- ABRAHAM ẒEVI BEN ELEAZAR
- ABRAHAM ẒEVI BEN ELEAZAR (1780–1828), rabbi and posek in Poland. In his youth he lived in Piotrkow near Lodz, where he studied under his grandfather, Solomon b. Jehiel Michel, and Moses, the av bet din. In 1800 he served as rabbi of Pilica, and later, before 1819, as av bet din of Piotrkow. In formulating his rulings Abraham Ẓevi utilized the pilpul method employed in the Urim ve-Tummim of jonathan eybeschuetz , the Noda bi-Yhudah of ezekiel landau , and the Hafla'ah of phinehas horowitz . He gave his rabbinical works the general title Efod Zahav, but designated each by a special name. The only two that have been published are Berit Avraham (Dyhernfurth, 1819), responsa on sections of the Shulḥan Arukh, and Gufei Halakhot (pt. 1, Lodz, 1911), novellae to the tractates Shabbat, Pesaḥim, and Ketubbot. Remaining in manuscript form are Ma'alot Yuḥasin, novellae to the Even ha-Ezer; Halva'at Ḥen, novellae on the halakhot concerning usury; pt. 2 of his Gufei Halakhot containing novellae on the rulings of the great posekim; and Pa'amonei Zahav, his sermons.

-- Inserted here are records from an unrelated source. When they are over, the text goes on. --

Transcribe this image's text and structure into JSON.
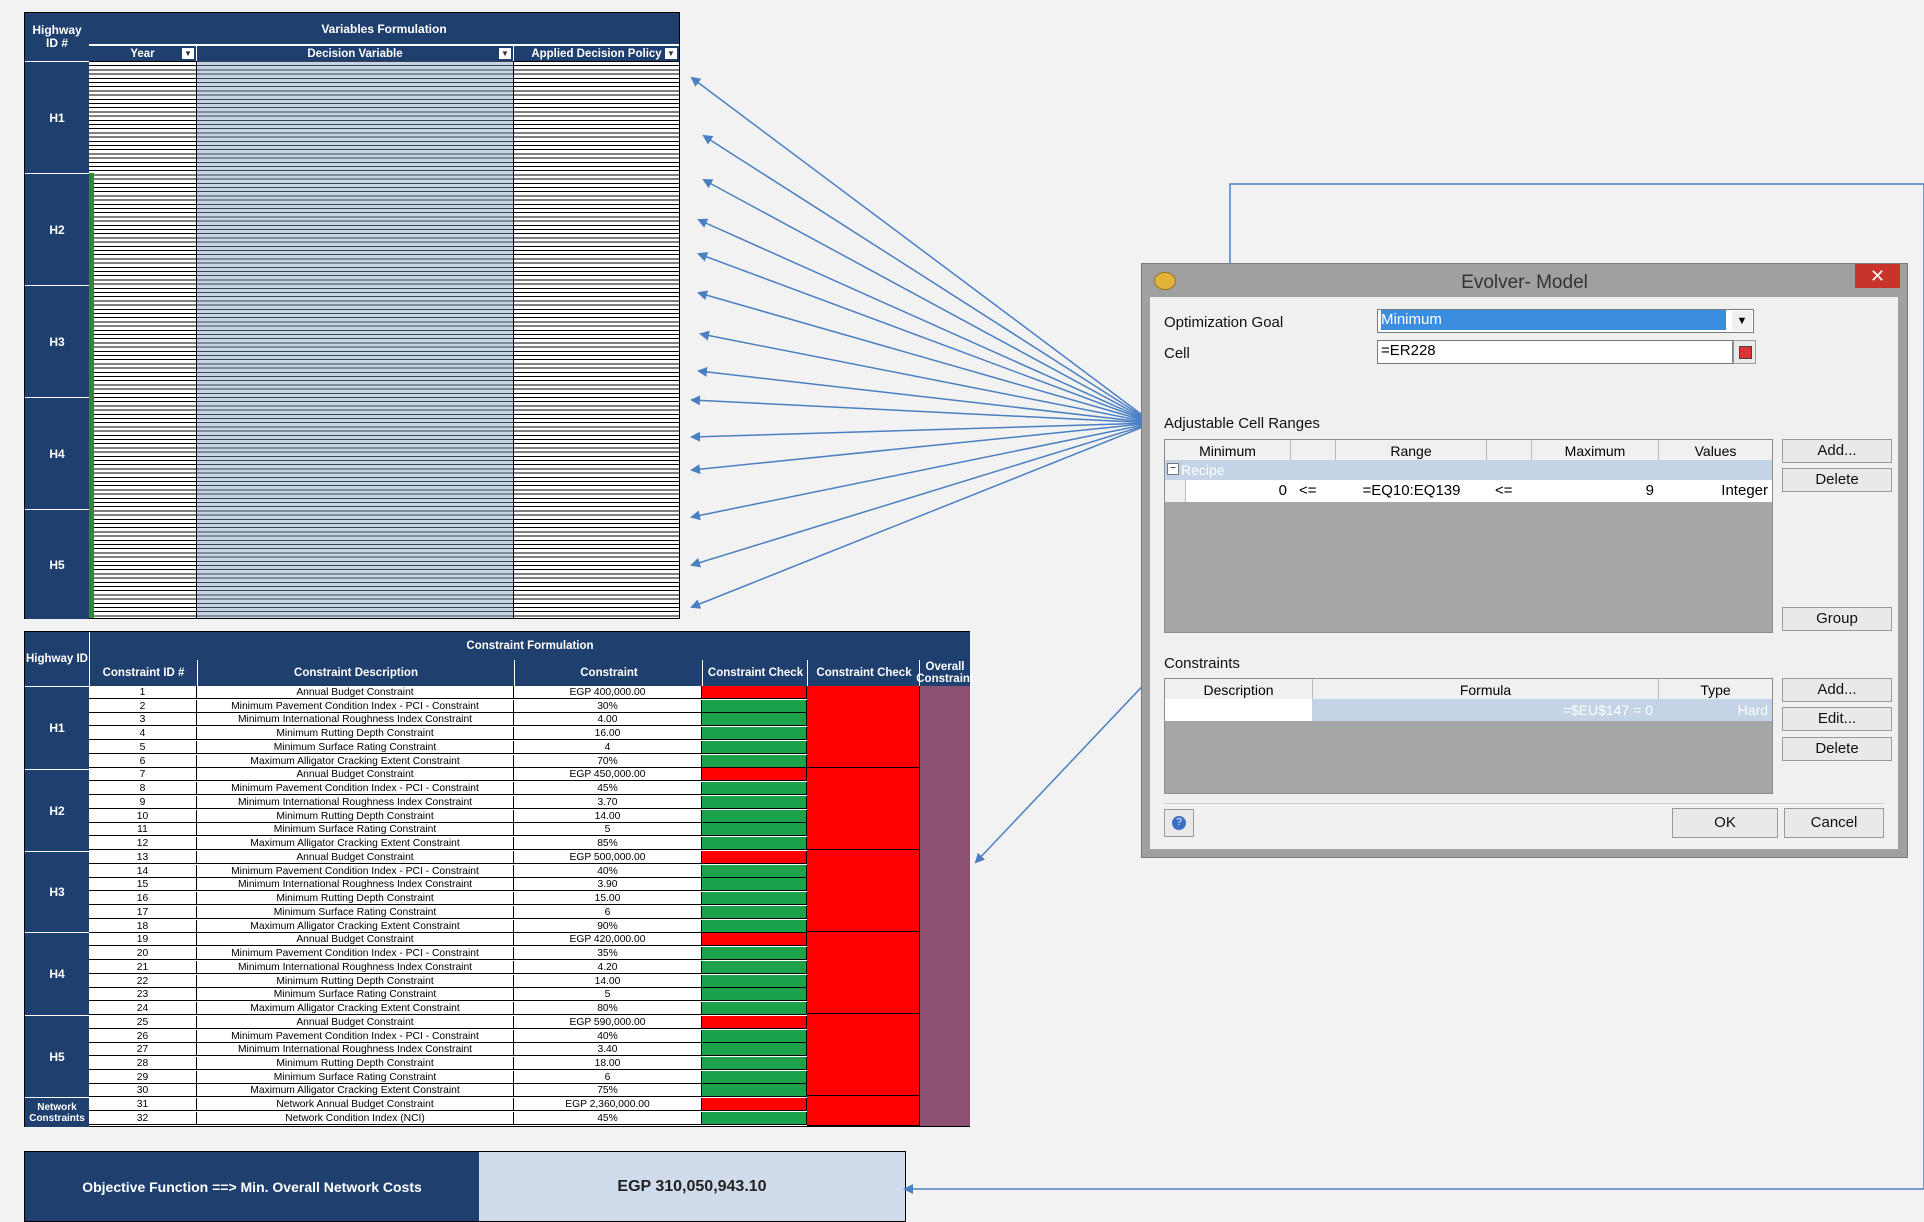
{
  "variables": {
    "highway_header": "Highway ID #",
    "title": "Variables Formulation",
    "col_year": "Year",
    "col_decision": "Decision Variable",
    "col_policy": "Applied Decision Policy",
    "groups": [
      "H1",
      "H2",
      "H3",
      "H4",
      "H5"
    ]
  },
  "constraints": {
    "title": "Constraint Formulation",
    "highway_header": "Highway ID",
    "col_id": "Constraint ID #",
    "col_desc": "Constraint Description",
    "col_constraint": "Constraint",
    "col_check": "Constraint Check",
    "col_check2": "Constraint Check",
    "col_overall": "Overall Constraint",
    "groups": [
      "H1",
      "H2",
      "H3",
      "H4",
      "H5",
      "Network Constraints"
    ],
    "rows": [
      [
        "1",
        "Annual Budget Constraint",
        "EGP 400,000.00"
      ],
      [
        "2",
        "Minimum Pavement Condition Index - PCI - Constraint",
        "30%"
      ],
      [
        "3",
        "Minimum International Roughness Index Constraint",
        "4.00"
      ],
      [
        "4",
        "Minimum Rutting Depth Constraint",
        "16.00"
      ],
      [
        "5",
        "Minimum Surface Rating Constraint",
        "4"
      ],
      [
        "6",
        "Maximum Alligator Cracking Extent Constraint",
        "70%"
      ],
      [
        "7",
        "Annual Budget Constraint",
        "EGP 450,000.00"
      ],
      [
        "8",
        "Minimum Pavement Condition Index - PCI - Constraint",
        "45%"
      ],
      [
        "9",
        "Minimum International Roughness Index Constraint",
        "3.70"
      ],
      [
        "10",
        "Minimum Rutting Depth Constraint",
        "14.00"
      ],
      [
        "11",
        "Minimum Surface Rating Constraint",
        "5"
      ],
      [
        "12",
        "Maximum Alligator Cracking Extent Constraint",
        "85%"
      ],
      [
        "13",
        "Annual Budget Constraint",
        "EGP 500,000.00"
      ],
      [
        "14",
        "Minimum Pavement Condition Index - PCI - Constraint",
        "40%"
      ],
      [
        "15",
        "Minimum International Roughness Index Constraint",
        "3.90"
      ],
      [
        "16",
        "Minimum Rutting Depth Constraint",
        "15.00"
      ],
      [
        "17",
        "Minimum Surface Rating Constraint",
        "6"
      ],
      [
        "18",
        "Maximum Alligator Cracking Extent Constraint",
        "90%"
      ],
      [
        "19",
        "Annual Budget Constraint",
        "EGP 420,000.00"
      ],
      [
        "20",
        "Minimum Pavement Condition Index - PCI - Constraint",
        "35%"
      ],
      [
        "21",
        "Minimum International Roughness Index Constraint",
        "4.20"
      ],
      [
        "22",
        "Minimum Rutting Depth Constraint",
        "14.00"
      ],
      [
        "23",
        "Minimum Surface Rating Constraint",
        "5"
      ],
      [
        "24",
        "Maximum Alligator Cracking Extent Constraint",
        "80%"
      ],
      [
        "25",
        "Annual Budget Constraint",
        "EGP 590,000.00"
      ],
      [
        "26",
        "Minimum Pavement Condition Index - PCI - Constraint",
        "40%"
      ],
      [
        "27",
        "Minimum International Roughness Index Constraint",
        "3.40"
      ],
      [
        "28",
        "Minimum Rutting Depth Constraint",
        "18.00"
      ],
      [
        "29",
        "Minimum Surface Rating Constraint",
        "6"
      ],
      [
        "30",
        "Maximum Alligator Cracking Extent Constraint",
        "75%"
      ],
      [
        "31",
        "Network Annual Budget Constraint",
        "EGP 2,360,000.00"
      ],
      [
        "32",
        "Network Condition Index (NCI)",
        "45%"
      ]
    ],
    "check_status": [
      "red",
      "green",
      "green",
      "green",
      "green",
      "green",
      "red",
      "green",
      "green",
      "green",
      "green",
      "green",
      "red",
      "green",
      "green",
      "green",
      "green",
      "green",
      "red",
      "green",
      "green",
      "green",
      "green",
      "green",
      "red",
      "green",
      "green",
      "green",
      "green",
      "green",
      "red",
      "green"
    ]
  },
  "objective": {
    "label": "Objective Function ==> Min. Overall Network Costs",
    "value": "EGP 310,050,943.10"
  },
  "dialog": {
    "title": "Evolver- Model",
    "close": "✕",
    "goal_label": "Optimization Goal",
    "goal_value": "Minimum",
    "cell_label": "Cell",
    "cell_value": "=ER228",
    "adjustable_label": "Adjustable Cell Ranges",
    "adj_headers": [
      "Minimum",
      "",
      "Range",
      "",
      "Maximum",
      "Values"
    ],
    "recipe_label": "Recipe",
    "recipe_row": {
      "min": "0",
      "op1": "<=",
      "range": "=EQ10:EQ139",
      "op2": "<=",
      "max": "9",
      "values": "Integer"
    },
    "constraints_label": "Constraints",
    "con_headers": [
      "Description",
      "Formula",
      "Type"
    ],
    "con_row": {
      "desc": "",
      "formula": "=$EU$147 =  0",
      "type": "Hard"
    },
    "btn_add1": "Add...",
    "btn_delete1": "Delete",
    "btn_group": "Group",
    "btn_add2": "Add...",
    "btn_edit": "Edit...",
    "btn_delete2": "Delete",
    "btn_ok": "OK",
    "btn_cancel": "Cancel"
  },
  "colors": {
    "navy": "#1f3f6e",
    "red": "#ff0000",
    "green": "#1aa34a",
    "overall": "#8b5072",
    "arrow": "#4a7fc1"
  }
}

Encyclopedia Judaica. 1971.
Look at other dictionaries:
Abraham Abulafia — Abraham ben Samuel Abulafia ( he. אברהם בן שמואל אבולעפיה), the founder of the school of Prophetic Kabbalah , was born in Zaragoza, Spain, in 1240, and died sometime after 1291, in Comino, Maltese archipelago. Early life and travelsVery early in… … Wikipedia
LANDAU, EZEKIEL BEN JUDAH — (1713–1793), halakhic authority of the 18th century, known as the Noda bi Yehudah, after one of his works (see below). Landau was born in Opatow, Poland, and received his talmudic education first in his hometown until the age of 13 and… … Encyclopedia of Judaism

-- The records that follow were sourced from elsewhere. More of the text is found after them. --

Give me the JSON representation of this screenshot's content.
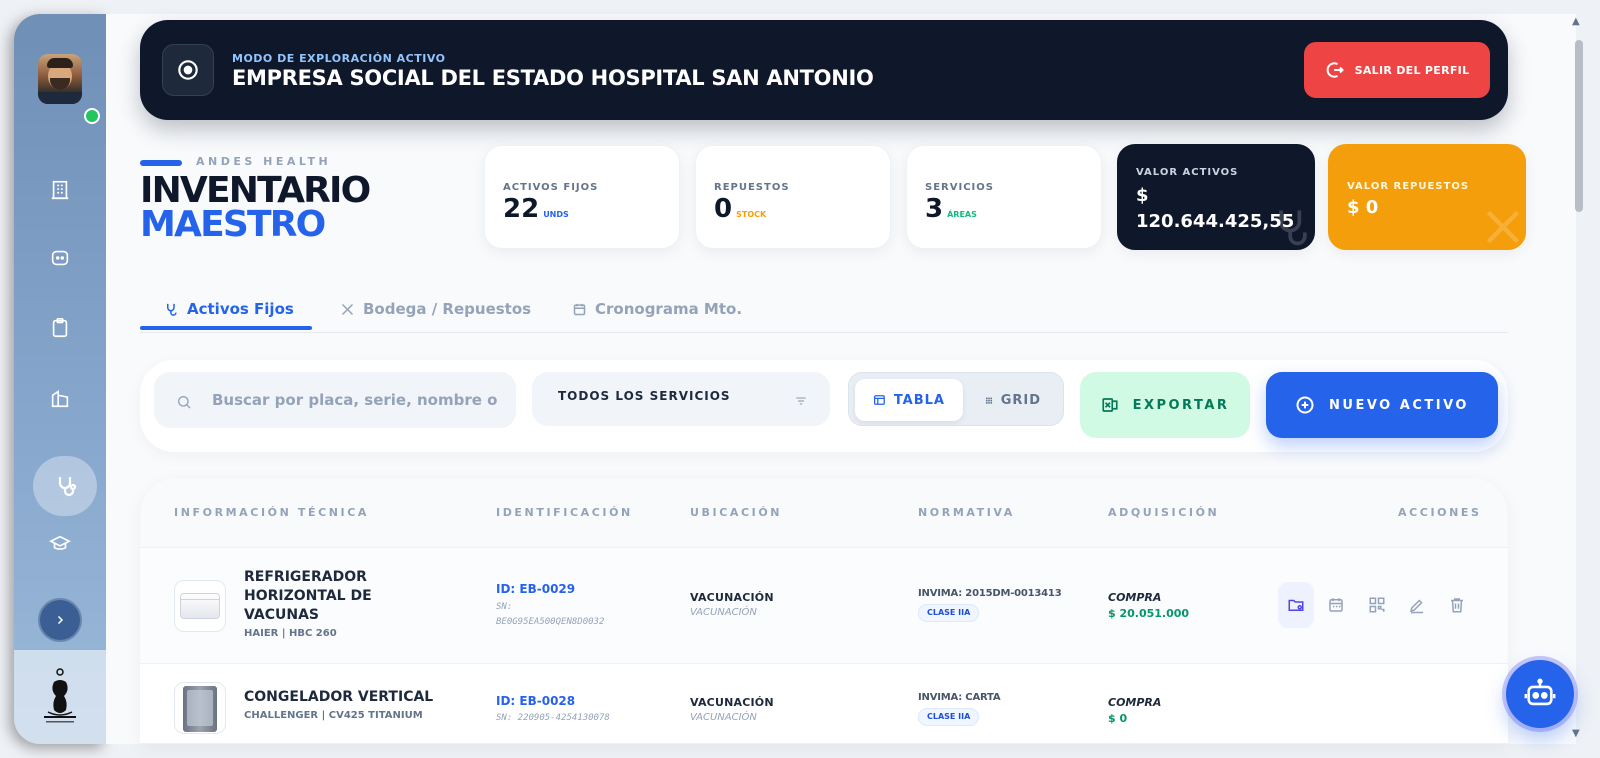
{
  "banner": {
    "mode_label": "MODO DE EXPLORACIÓN ACTIVO",
    "entity_name": "EMPRESA SOCIAL DEL ESTADO HOSPITAL SAN ANTONIO",
    "exit_label": "SALIR DEL PERFIL"
  },
  "header": {
    "brand": "ANDES HEALTH",
    "title_line1": "INVENTARIO",
    "title_line2": "MAESTRO"
  },
  "stats": [
    {
      "label": "ACTIVOS FIJOS",
      "value": "22",
      "unit": "UNDS",
      "unit_color": "#2563eb"
    },
    {
      "label": "REPUESTOS",
      "value": "0",
      "unit": "STOCK",
      "unit_color": "#f59e0b"
    },
    {
      "label": "SERVICIOS",
      "value": "3",
      "unit": "ÁREAS",
      "unit_color": "#10b981"
    },
    {
      "label": "VALOR ACTIVOS",
      "value_line1": "$",
      "value_line2": "120.644.425,55"
    },
    {
      "label": "VALOR REPUESTOS",
      "value": "$ 0"
    }
  ],
  "tabs": [
    {
      "label": "Activos Fijos",
      "icon": "stethoscope-icon",
      "active": true
    },
    {
      "label": "Bodega / Repuestos",
      "icon": "tools-icon",
      "active": false
    },
    {
      "label": "Cronograma Mto.",
      "icon": "calendar-icon",
      "active": false
    }
  ],
  "toolbar": {
    "search_placeholder": "Buscar por placa, serie, nombre o modelo...",
    "service_filter": "TODOS LOS SERVICIOS",
    "view_table": "TABLA",
    "view_grid": "GRID",
    "export_label": "EXPORTAR",
    "new_label": "NUEVO ACTIVO"
  },
  "table": {
    "columns": [
      "INFORMACIÓN TÉCNICA",
      "IDENTIFICACIÓN",
      "UBICACIÓN",
      "NORMATIVA",
      "ADQUISICIÓN",
      "ACCIONES"
    ],
    "rows": [
      {
        "name_lines": [
          "REFRIGERADOR",
          "HORIZONTAL DE",
          "VACUNAS"
        ],
        "brand_model": "HAIER | HBC 260",
        "id": "ID: EB-0029",
        "sn_label": "SN:",
        "sn": "BE0G95EA500QEN8D0032",
        "location": "VACUNACIÓN",
        "location_sub": "VACUNACIÓN",
        "invima": "INVIMA: 2015DM-0013413",
        "risk_class": "CLASE IIA",
        "acquisition": "COMPRA",
        "price": "$ 20.051.000"
      },
      {
        "name_lines": [
          "CONGELADOR VERTICAL"
        ],
        "brand_model": "CHALLENGER | CV425 TITANIUM",
        "id": "ID: EB-0028",
        "sn": "SN: 220905-4254130078",
        "location": "VACUNACIÓN",
        "location_sub": "VACUNACIÓN",
        "invima": "INVIMA: CARTA",
        "risk_class": "CLASE IIA",
        "acquisition": "COMPRA",
        "price": "$ 0"
      }
    ]
  },
  "colors": {
    "primary": "#2563eb",
    "navy": "#0f172a",
    "danger": "#ef4444",
    "warning": "#f59e0b",
    "success": "#059669"
  }
}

ḤASIDISM — ḤASIDISM, a popular religious movement giving rise to a pattern of communal life and leadership as well as a particular social outlook which emerged in Judaism and Jewry in the second half of the 18th century. Ecstasy, mass enthusiasm, close knit … Encyclopedia of Judaism
VILNA — (Pol. Wilno, Lithuanian Vilnius), from 1323 capital of the grand duchy of lithuania ; from 1940 to 1991 capital of the Lithuanian S.S.R.; from 1991 capital of Lithuania; called by East European Jewry, especially in the modern period, the… … Encyclopedia of Judaism

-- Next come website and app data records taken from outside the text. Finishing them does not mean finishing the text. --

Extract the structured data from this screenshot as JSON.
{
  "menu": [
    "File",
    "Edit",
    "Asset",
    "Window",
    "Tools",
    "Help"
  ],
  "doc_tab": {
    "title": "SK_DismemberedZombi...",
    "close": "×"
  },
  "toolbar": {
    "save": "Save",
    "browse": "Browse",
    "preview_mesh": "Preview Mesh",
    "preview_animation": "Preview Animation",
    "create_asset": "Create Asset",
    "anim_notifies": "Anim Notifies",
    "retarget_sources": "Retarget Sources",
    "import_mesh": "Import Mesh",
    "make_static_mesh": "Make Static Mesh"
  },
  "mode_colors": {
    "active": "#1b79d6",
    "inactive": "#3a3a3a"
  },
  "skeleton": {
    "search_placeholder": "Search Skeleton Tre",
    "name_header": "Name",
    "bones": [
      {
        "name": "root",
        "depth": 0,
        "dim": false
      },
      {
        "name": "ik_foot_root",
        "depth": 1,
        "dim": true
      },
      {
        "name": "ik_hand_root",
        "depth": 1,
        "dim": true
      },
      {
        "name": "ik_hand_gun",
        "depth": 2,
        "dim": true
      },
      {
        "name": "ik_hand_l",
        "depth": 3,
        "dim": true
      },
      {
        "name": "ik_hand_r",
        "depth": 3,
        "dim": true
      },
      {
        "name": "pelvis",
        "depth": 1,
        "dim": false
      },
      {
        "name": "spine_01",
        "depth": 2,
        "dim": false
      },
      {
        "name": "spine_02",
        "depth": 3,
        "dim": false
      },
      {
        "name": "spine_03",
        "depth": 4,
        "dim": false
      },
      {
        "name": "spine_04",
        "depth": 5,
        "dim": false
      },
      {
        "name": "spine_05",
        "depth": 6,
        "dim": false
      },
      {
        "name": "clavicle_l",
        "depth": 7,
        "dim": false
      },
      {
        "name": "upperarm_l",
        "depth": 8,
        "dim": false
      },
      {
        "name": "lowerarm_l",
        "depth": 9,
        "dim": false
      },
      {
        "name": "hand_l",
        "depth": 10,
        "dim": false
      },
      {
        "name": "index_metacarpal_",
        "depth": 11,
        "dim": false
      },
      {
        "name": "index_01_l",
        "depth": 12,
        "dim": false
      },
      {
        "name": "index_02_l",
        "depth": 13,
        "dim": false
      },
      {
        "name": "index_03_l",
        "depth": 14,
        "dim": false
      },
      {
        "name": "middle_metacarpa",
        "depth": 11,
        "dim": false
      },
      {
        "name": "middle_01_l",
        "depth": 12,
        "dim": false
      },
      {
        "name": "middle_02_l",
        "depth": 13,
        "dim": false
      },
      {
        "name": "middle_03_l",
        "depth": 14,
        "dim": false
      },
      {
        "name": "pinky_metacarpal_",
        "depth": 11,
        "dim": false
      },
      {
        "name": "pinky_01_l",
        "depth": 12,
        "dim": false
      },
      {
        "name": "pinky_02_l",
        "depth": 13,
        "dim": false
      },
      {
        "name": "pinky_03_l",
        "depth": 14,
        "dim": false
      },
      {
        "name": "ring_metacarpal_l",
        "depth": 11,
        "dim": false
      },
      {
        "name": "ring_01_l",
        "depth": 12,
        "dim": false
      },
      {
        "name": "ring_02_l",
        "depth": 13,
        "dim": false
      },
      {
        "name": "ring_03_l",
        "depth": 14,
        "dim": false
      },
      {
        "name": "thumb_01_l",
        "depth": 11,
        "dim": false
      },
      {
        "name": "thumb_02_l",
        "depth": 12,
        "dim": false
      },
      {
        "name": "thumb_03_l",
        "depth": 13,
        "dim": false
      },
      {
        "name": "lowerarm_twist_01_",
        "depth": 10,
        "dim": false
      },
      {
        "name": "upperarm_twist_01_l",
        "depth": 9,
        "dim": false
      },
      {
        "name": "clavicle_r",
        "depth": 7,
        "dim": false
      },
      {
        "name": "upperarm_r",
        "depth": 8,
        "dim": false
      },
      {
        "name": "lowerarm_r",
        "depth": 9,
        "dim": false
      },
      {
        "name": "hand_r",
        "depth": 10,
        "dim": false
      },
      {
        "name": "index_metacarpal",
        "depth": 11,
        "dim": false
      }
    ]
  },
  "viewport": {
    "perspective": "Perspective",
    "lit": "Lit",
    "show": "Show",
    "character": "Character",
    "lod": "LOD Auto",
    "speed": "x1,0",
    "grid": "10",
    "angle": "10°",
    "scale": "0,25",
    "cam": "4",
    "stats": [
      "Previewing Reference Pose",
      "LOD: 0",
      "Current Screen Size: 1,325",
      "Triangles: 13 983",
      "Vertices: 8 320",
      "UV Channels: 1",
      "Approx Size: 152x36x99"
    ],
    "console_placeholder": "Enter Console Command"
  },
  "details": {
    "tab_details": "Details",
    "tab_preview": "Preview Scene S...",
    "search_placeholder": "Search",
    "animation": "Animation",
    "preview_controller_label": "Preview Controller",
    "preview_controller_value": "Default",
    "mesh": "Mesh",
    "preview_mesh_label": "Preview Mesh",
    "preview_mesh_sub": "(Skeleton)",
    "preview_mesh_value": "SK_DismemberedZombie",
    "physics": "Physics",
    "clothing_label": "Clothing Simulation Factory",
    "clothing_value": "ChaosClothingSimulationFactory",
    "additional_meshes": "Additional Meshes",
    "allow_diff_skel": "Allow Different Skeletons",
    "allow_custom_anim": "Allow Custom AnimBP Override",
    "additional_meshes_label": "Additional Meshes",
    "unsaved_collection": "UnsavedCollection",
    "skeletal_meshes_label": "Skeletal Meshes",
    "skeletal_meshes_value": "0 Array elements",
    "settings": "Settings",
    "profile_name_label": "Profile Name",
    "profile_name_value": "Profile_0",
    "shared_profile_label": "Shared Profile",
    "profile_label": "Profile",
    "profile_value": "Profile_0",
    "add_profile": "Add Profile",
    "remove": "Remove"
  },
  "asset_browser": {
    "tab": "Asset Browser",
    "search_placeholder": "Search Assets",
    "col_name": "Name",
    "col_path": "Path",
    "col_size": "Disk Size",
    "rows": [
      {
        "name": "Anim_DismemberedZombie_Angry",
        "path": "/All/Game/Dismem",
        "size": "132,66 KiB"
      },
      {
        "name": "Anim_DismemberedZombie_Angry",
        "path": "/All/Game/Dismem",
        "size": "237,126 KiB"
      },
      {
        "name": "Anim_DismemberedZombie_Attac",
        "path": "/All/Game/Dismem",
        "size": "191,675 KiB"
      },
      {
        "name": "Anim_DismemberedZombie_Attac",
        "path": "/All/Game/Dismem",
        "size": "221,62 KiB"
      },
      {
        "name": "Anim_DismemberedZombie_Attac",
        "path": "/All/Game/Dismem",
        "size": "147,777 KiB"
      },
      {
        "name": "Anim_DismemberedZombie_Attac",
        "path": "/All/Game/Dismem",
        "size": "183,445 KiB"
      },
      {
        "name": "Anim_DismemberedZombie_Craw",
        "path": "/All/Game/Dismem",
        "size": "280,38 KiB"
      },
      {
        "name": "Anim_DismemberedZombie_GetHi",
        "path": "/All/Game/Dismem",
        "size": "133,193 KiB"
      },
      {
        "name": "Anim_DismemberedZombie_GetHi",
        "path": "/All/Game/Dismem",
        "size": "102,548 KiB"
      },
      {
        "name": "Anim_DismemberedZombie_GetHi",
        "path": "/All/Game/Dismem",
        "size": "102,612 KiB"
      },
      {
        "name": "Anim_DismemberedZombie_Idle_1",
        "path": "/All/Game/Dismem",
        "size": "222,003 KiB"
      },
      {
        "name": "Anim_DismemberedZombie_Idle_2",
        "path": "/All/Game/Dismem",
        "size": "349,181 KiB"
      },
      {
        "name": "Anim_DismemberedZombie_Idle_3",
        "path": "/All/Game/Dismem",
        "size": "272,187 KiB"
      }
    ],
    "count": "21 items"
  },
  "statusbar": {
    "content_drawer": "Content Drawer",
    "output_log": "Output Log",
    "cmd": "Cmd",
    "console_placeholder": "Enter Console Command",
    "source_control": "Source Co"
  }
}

SEPHARDIM — (Heb. סְפָרַדִּים, sing. סְפָרַדִּי, Sephardi), descendants of Jews who lived in Spain or Portugal before the expulsion of 1492. (The term Sephardim is often erroneously used for other Jews of non Ashkenazi origin.) sepharad , mentioned in… … Encyclopedia of Judaism
PHYSICS — The material presented in this entry emphasizes those contributions which were important in arriving at verified present day scientific results, rather than those that may have appeared important at the time. Unavoidably it will overlap in parts… … Encyclopedia of Judaism
SAFED — (Heb. צְפָת), principal town of Upper Galilee, situated on a mountain 2,780 ft. (850 m.) high, 30 mi. (48 km.) east of Acre, 25 mi. (40 km.) north of Tiberias. Not mentioned in the Bible, Safed has sometimes been identified with Sepph (Gr. Σεπφ) … Encyclopedia of Judaism
KABBALAH — This entry is arranged according to the following outline: introduction general notes terms used for kabbalah the historical development of the kabbalah the early beginnings of mysticism and esotericism apocalyptic esotericism and merkabah… … Encyclopedia of Judaism
LITERATURE, JEWISH — Literature on Jewish themes and in languages regarded as Jewish has been written continuously for the past 3,000 years. What the term Jewish literature encompasses, however, demands definition, since Jews have lived in so many countries and have… … Encyclopedia of Judaism
WOMAN — This article is arranged according to the following outline: the historical perspective biblical period marriage and children women in household life economic roles educational and managerial roles religious roles women outside the household… … Encyclopedia of Judaism